Jessilyn Nokes Westhoff, Danbury, Conn.

12:08 p.m. — Jessilyn Nokes Westhoff grew up in Pittsburg and moved to Danbury, Conn., in 2009 to join her husband, Michael Westhoff, who had lived there since 2004.

“Right now, the wind and rain are starting to pick up,” she said Monday morning from her home. “It’s supposed to get worse this afternoon and intensify this evening.”

They have received no evacuation orders since they are inland, but the governor of Connecticut has ordered people to stay off of the streets.

The Westhoffs went through Hurricane Irene in August 2011 so have experience in reaction and protocol, but, Jessilyn Westhoff said, “it was much more mild,” than what she anticipates Hurricane Sandy to be.

Diann Mazurek, Pittsburg, Kan. and Ben Mazurek, New York

12:06 p.m. — Diann Mazurek is a Pittsburg mother who is keeping her eye on weather reports and her cell phone. Her son, Ben, lives in Manhattan, NY.

Residents and emergency management officials there, along with those in Connecticut, Delaware, North Carolina, Pennsylvania and Virginia are bracing for the impact of Hurricane Sandy.

 In advance of the hurricane’s expected landfall, residents in some areas have been ordered to evacuate, with many seeking refuge in shelters. Mass transit systems have ground to a halt. But Mazurek isn’t too worried yet.

“We text and call frequently,” Mazurek said Monday morning. “He is not in any danger right now.”

They spoke yesterday by phone, and Ben told his mother the subway tunnels would be closed at 7 p.m. last night.
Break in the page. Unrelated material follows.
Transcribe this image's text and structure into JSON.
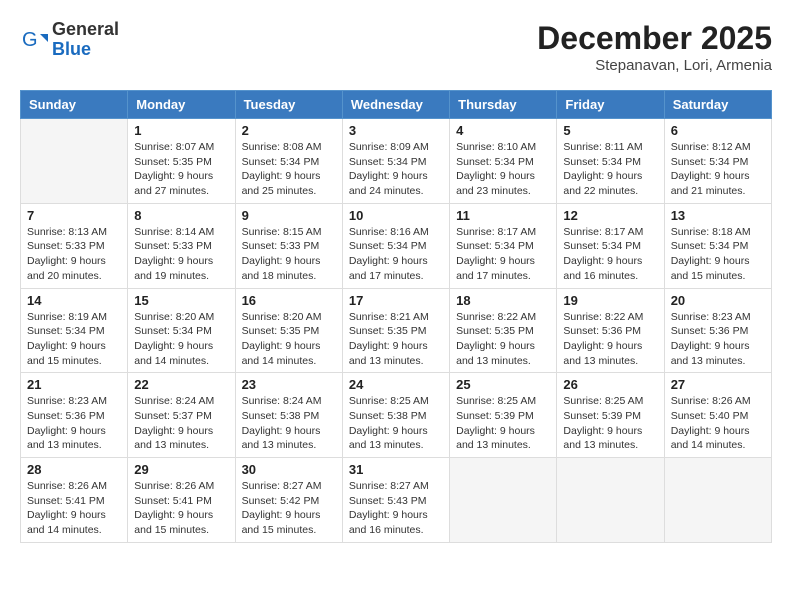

A text exchange between mother and son today indicated Ben is calm and not worried.

“He has been through a tornado, earthquake and hurricane since he’s been there,” his mother said. “He believes the news coverage is overdone.”

 Her son moved there in 2010 to attend the New York Conservatory of Dramatic Arts, graduated in May and is pursuing an acting career. His mother said he has no plans to relocate at this time.

“I am not really worried but will continue to check in with him and I know he will let me know if there is anything major going on,” Diann Mazurek said. “I trust him to follow evacuation or other precautions that will be indicated.”